Utilities are still able to sell consumers their energy supply in the New York deregulation market, but the rates charged by the utility are regulated. In contrast, New York deregulation retailers are responsible for their own package definition, which often means consumers could pay less for their energy by purchasing it through a retailer than they would if they continued to buy their supply at the regulated utility rate.
Getting New York deregulation to work for you
The first step to capitalizing on New York deregulation is to look into your options to decide whether to switch energy supply companies. By choosing a new electricity or natural gas supplier you could lower your energy costs each month, but before doing so there are a few things to consider.
First, you should closely examine what you are currently paying for energy. This is particularly important if you haven't actually looked at your energy bills in a while. Pay attention to the summary of your charges because you'll need a frame of reference to find better rates. Your bill should include itemized charges for your supply or commodity price, a distribution fee and any other miscellaneous taxes and fees from your utility.
Once you have determined the rate you're paying for energy, you can do some informed shopping for offers from various retail energy companies in the New York deregulation system. There are several things you need to pay attention to when investigating plans for your energy supply.
Rate structure: Choosing a plan with the right rate structure for your usage habits can make a big difference in your bill. Additionally, rate structures offer different perks that you should weigh against one another before making a final decision. Many plans offered by retail energy companies fall into two types of rate structures: fixed-rate plans and variable-rate plans.
Fixed rates offer a level of price security by guaranteeing your rate for each unit of supply will remain the same for the duration of your contract. Variable rates can fluctuate based on any number of factors from one month to the next. One of the greatest values of New York deregulation is the freedom consumers have to choose a rate structure.
Contract length: Another major consideration when comparing energy plans should be the length of the contract required by any particular energy company. Plans with fixed rates sometimes require longer contracts than those with variable rates.

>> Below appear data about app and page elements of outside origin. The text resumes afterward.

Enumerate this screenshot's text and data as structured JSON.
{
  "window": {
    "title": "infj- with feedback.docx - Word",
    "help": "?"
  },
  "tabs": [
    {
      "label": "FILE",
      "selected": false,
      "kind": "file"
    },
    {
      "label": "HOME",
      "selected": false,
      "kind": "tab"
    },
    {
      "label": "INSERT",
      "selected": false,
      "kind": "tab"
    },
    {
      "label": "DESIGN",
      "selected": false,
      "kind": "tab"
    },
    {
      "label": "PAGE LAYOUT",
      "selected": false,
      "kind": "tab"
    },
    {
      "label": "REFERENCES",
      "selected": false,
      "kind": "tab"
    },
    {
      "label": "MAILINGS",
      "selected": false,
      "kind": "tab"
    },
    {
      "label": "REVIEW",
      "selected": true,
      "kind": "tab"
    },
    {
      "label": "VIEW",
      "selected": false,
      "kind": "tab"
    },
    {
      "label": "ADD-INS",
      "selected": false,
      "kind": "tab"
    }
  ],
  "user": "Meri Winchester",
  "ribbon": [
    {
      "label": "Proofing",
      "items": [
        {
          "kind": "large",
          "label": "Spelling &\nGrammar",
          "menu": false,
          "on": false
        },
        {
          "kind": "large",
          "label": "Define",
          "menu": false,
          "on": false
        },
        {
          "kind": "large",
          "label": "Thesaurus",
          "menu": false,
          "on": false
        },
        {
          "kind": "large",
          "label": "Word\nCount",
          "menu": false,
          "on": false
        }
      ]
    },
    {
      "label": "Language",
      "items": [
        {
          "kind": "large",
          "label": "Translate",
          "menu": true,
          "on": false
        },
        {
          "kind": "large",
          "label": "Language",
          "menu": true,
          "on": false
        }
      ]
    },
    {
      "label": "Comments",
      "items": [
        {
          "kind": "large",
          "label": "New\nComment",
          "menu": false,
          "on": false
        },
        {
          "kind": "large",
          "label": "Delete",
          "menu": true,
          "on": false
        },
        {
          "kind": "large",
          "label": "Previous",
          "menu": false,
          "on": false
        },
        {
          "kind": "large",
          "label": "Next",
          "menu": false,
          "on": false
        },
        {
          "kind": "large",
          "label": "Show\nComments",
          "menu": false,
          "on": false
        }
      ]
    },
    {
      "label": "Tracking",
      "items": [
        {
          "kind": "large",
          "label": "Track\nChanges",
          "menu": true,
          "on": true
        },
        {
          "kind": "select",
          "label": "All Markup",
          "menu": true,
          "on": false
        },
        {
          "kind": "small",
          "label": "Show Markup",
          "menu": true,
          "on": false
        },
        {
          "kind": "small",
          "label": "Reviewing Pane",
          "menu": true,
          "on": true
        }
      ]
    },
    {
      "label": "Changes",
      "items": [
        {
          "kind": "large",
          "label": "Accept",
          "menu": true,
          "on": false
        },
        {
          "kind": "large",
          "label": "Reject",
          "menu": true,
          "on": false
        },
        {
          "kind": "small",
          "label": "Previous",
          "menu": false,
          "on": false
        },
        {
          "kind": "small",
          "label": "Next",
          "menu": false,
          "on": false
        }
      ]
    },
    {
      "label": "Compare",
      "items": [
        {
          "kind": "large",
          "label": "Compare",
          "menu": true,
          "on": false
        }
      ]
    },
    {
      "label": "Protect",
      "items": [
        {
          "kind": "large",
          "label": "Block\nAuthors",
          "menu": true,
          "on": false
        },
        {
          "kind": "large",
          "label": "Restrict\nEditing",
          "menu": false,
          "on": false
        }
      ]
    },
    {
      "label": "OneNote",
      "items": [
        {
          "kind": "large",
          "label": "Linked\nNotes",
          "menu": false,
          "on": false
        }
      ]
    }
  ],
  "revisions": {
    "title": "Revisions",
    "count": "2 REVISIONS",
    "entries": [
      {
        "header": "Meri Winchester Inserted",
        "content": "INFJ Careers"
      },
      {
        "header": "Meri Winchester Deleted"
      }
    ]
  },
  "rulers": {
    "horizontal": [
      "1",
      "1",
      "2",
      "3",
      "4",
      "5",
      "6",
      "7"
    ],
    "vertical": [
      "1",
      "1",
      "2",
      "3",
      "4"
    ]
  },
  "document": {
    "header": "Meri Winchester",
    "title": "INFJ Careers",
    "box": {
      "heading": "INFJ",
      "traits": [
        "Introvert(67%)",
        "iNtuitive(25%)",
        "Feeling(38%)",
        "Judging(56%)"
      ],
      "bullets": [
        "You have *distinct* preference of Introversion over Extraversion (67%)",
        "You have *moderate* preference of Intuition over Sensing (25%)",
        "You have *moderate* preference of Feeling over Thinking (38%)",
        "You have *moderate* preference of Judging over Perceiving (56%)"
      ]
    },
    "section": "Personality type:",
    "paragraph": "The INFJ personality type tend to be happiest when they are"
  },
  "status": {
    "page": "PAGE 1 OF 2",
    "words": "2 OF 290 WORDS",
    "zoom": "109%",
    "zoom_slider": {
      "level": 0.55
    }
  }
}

Company reputation: As with any commodity, the company associated with an energy plan should have some degree of bearing on your decision. Some energy companies have been selling plans ever since New York deregulation took hold. Others are recent entries into the market.
New York energy facts
In addition to the New York deregulation system, there are many facts about energy that set the state apart. While New York deregulation is something to take advantage of, here are some things about New York to take pride in:
- New York produces more hydroelectric power than any other state east of the Rocky Mountains, in part due to the Robert Moses Niagara plant, which draws power from Niagara Falls.
- Per capita energy consumption in New York is among the lowest in the nation, due in part to the state's widely used mass transportation systems.
- On average, New York households consume around one-half of the electricity that average American households do.
- New York has considerable energy potential, with some of the greatest hydropower resources in the nation and substantial wind power in the mountains.
- New York state electricity is not heavily dependent on any one fuel. New Yorkers rely on four nuclear plants, hydroelectricity, coal, petroleum and natural gas for power. Electricity is also imported from outside the state and even from Canada!